━━━━━ Data supplied
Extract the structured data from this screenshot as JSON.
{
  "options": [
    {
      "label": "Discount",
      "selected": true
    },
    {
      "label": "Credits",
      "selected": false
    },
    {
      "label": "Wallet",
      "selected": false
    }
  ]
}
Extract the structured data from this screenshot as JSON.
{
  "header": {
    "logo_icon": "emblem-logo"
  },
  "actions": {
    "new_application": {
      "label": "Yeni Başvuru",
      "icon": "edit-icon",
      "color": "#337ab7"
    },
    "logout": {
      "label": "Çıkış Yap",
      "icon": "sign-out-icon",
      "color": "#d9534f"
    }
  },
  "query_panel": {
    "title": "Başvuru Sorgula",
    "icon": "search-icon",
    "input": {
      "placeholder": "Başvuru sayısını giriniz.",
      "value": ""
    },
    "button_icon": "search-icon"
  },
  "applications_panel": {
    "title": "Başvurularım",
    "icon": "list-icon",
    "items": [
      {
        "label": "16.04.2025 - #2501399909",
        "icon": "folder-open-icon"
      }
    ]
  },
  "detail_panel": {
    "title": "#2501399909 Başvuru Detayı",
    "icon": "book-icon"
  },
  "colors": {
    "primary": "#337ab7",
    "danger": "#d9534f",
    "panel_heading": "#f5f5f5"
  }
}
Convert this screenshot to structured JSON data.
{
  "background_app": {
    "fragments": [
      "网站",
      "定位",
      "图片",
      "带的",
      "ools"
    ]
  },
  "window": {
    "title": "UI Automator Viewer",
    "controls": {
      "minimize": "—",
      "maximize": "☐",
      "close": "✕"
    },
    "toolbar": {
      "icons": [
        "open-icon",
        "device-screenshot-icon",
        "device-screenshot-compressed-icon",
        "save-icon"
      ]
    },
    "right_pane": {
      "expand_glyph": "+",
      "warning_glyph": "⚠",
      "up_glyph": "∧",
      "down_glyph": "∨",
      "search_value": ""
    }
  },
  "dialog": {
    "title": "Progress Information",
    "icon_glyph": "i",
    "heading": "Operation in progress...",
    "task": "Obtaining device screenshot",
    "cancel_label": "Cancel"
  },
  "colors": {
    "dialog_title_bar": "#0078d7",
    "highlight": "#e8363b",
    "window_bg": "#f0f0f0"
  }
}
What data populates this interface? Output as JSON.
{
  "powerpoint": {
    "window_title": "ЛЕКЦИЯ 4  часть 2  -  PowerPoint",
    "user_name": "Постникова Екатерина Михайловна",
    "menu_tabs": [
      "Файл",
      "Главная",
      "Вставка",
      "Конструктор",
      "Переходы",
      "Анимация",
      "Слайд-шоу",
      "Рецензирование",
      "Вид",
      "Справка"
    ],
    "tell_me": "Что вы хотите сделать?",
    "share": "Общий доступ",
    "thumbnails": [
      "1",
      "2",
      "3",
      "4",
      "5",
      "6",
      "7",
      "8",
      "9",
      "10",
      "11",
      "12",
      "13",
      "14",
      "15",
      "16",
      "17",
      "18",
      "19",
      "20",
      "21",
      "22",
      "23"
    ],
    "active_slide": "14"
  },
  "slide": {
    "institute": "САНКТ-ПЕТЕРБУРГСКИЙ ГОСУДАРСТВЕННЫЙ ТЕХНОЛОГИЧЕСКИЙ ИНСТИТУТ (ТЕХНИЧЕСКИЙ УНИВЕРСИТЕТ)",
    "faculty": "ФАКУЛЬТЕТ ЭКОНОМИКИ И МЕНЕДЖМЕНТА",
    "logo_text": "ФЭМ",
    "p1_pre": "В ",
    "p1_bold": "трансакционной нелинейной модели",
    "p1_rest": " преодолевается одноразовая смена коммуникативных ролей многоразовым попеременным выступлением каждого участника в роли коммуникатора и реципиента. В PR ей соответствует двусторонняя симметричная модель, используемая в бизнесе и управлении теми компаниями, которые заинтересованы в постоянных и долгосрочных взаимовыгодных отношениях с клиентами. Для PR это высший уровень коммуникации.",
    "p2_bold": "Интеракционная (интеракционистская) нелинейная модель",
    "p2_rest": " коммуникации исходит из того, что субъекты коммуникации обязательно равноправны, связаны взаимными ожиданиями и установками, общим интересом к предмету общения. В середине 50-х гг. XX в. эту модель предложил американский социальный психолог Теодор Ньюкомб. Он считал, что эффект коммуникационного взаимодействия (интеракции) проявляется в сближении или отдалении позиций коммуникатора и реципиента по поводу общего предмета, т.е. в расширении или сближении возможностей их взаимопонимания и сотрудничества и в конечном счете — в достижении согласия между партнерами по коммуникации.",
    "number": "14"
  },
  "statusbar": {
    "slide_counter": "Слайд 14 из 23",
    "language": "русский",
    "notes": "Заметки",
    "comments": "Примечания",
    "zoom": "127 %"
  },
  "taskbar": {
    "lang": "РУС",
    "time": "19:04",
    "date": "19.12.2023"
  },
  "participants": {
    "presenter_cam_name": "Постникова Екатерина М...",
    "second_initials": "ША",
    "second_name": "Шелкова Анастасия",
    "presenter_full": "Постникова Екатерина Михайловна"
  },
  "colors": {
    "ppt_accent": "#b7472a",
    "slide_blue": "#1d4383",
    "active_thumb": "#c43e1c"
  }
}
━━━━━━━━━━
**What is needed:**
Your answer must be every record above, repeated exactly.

**Written solution:**
Extract the structured data from this screenshot as JSON.
{
  "options": [
    {
      "label": "Discount",
      "selected": true
    },
    {
      "label": "Credits",
      "selected": false
    },
    {
      "label": "Wallet",
      "selected": false
    }
  ]
}
Extract the structured data from this screenshot as JSON.
{
  "header": {
    "logo_icon": "emblem-logo"
  },
  "actions": {
    "new_application": {
      "label": "Yeni Başvuru",
      "icon": "edit-icon",
      "color": "#337ab7"
    },
    "logout": {
      "label": "Çıkış Yap",
      "icon": "sign-out-icon",
      "color": "#d9534f"
    }
  },
  "query_panel": {
    "title": "Başvuru Sorgula",
    "icon": "search-icon",
    "input": {
      "placeholder": "Başvuru sayısını giriniz.",
      "value": ""
    },
    "button_icon": "search-icon"
  },
  "applications_panel": {
    "title": "Başvurularım",
    "icon": "list-icon",
    "items": [
      {
        "label": "16.04.2025 - #2501399909",
        "icon": "folder-open-icon"
      }
    ]
  },
  "detail_panel": {
    "title": "#2501399909 Başvuru Detayı",
    "icon": "book-icon"
  },
  "colors": {
    "primary": "#337ab7",
    "danger": "#d9534f",
    "panel_heading": "#f5f5f5"
  }
}
Convert this screenshot to structured JSON data.
{
  "background_app": {
    "fragments": [
      "网站",
      "定位",
      "图片",
      "带的",
      "ools"
    ]
  },
  "window": {
    "title": "UI Automator Viewer",
    "controls": {
      "minimize": "—",
      "maximize": "☐",
      "close": "✕"
    },
    "toolbar": {
      "icons": [
        "open-icon",
        "device-screenshot-icon",
        "device-screenshot-compressed-icon",
        "save-icon"
      ]
    },
    "right_pane": {
      "expand_glyph": "+",
      "warning_glyph": "⚠",
      "up_glyph": "∧",
      "down_glyph": "∨",
      "search_value": ""
    }
  },
  "dialog": {
    "title": "Progress Information",
    "icon_glyph": "i",
    "heading": "Operation in progress...",
    "task": "Obtaining device screenshot",
    "cancel_label": "Cancel"
  },
  "colors": {
    "dialog_title_bar": "#0078d7",
    "highlight": "#e8363b",
    "window_bg": "#f0f0f0"
  }
}
What data populates this interface? Output as JSON.
{
  "powerpoint": {
    "window_title": "ЛЕКЦИЯ 4  часть 2  -  PowerPoint",
    "user_name": "Постникова Екатерина Михайловна",
    "menu_tabs": [
      "Файл",
      "Главная",
      "Вставка",
      "Конструктор",
      "Переходы",
      "Анимация",
      "Слайд-шоу",
      "Рецензирование",
      "Вид",
      "Справка"
    ],
    "tell_me": "Что вы хотите сделать?",
    "share": "Общий доступ",
    "thumbnails": [
      "1",
      "2",
      "3",
      "4",
      "5",
      "6",
      "7",
      "8",
      "9",
      "10",
      "11",
      "12",
      "13",
      "14",
      "15",
      "16",
      "17",
      "18",
      "19",
      "20",
      "21",
      "22",
      "23"
    ],
    "active_slide": "14"
  },
  "slide": {
    "institute": "САНКТ-ПЕТЕРБУРГСКИЙ ГОСУДАРСТВЕННЫЙ ТЕХНОЛОГИЧЕСКИЙ ИНСТИТУТ (ТЕХНИЧЕСКИЙ УНИВЕРСИТЕТ)",
    "faculty": "ФАКУЛЬТЕТ ЭКОНОМИКИ И МЕНЕДЖМЕНТА",
    "logo_text": "ФЭМ",
    "p1_pre": "В ",
    "p1_bold": "трансакционной нелинейной модели",
    "p1_rest": " преодолевается одноразовая смена коммуникативных ролей многоразовым попеременным выступлением каждого участника в роли коммуникатора и реципиента. В PR ей соответствует двусторонняя симметричная модель, используемая в бизнесе и управлении теми компаниями, которые заинтересованы в постоянных и долгосрочных взаимовыгодных отношениях с клиентами. Для PR это высший уровень коммуникации.",
    "p2_bold": "Интеракционная (интеракционистская) нелинейная модель",
    "p2_rest": " коммуникации исходит из того, что субъекты коммуникации обязательно равноправны, связаны взаимными ожиданиями и установками, общим интересом к предмету общения. В середине 50-х гг. XX в. эту модель предложил американский социальный психолог Теодор Ньюкомб. Он считал, что эффект коммуникационного взаимодействия (интеракции) проявляется в сближении или отдалении позиций коммуникатора и реципиента по поводу общего предмета, т.е. в расширении или сближении возможностей их взаимопонимания и сотрудничества и в конечном счете — в достижении согласия между партнерами по коммуникации.",
    "number": "14"
  },
  "statusbar": {
    "slide_counter": "Слайд 14 из 23",
    "language": "русский",
    "notes": "Заметки",
    "comments": "Примечания",
    "zoom": "127 %"
  },
  "taskbar": {
    "lang": "РУС",
    "time": "19:04",
    "date": "19.12.2023"
  },
  "participants": {
    "presenter_cam_name": "Постникова Екатерина М...",
    "second_initials": "ША",
    "second_name": "Шелкова Анастасия",
    "presenter_full": "Постникова Екатерина Михайловна"
  },
  "colors": {
    "ppt_accent": "#b7472a",
    "slide_blue": "#1d4383",
    "active_thumb": "#c43e1c"
  }
}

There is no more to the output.